* WORK ORDER:
Wherever the string "color" appears in the records, return the line that holds it.
-*-
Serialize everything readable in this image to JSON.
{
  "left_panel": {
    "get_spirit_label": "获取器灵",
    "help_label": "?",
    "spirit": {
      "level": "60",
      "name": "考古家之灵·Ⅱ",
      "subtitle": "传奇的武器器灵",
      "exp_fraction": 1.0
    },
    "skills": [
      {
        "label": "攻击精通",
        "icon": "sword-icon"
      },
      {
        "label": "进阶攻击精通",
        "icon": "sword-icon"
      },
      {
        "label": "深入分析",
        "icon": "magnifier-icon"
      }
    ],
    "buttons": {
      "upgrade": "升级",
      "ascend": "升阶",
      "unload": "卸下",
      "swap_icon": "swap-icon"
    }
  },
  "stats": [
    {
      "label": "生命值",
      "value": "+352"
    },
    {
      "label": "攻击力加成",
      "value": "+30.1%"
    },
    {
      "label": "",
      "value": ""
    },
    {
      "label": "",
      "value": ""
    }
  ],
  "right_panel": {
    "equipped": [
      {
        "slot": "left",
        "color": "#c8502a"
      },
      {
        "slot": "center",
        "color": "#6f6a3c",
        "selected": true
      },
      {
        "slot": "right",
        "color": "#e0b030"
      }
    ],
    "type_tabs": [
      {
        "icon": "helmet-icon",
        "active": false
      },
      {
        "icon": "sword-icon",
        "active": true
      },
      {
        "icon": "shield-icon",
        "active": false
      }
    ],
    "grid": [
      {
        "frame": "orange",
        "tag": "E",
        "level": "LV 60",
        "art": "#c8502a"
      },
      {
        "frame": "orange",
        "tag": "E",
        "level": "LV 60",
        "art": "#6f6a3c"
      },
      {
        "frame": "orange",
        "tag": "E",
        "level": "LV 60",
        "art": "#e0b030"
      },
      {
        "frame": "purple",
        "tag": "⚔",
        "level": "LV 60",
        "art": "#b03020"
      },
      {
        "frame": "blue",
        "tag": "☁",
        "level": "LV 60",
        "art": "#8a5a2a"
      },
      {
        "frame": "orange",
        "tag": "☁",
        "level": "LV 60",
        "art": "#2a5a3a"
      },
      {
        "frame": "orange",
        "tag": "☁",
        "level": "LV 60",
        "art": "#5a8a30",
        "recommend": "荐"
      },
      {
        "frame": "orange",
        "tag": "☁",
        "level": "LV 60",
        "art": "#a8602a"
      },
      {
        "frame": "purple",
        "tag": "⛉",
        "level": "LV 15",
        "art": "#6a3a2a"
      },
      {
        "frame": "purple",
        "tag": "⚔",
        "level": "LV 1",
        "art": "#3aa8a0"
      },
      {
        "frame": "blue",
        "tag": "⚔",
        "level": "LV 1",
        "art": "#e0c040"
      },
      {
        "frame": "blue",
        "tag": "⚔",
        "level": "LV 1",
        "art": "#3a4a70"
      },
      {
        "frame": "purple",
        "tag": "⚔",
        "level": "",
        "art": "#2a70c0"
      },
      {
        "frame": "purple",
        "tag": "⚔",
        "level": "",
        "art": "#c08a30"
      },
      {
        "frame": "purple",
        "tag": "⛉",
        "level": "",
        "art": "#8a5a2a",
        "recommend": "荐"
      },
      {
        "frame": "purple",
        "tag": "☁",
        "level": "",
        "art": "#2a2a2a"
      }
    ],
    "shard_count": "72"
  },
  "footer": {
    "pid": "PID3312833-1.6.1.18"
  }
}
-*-
* ANSWER FOR THIS EXERCISE:
        "color": "#c8502a"
        "color": "#6f6a3c",
        "color": "#e0b030"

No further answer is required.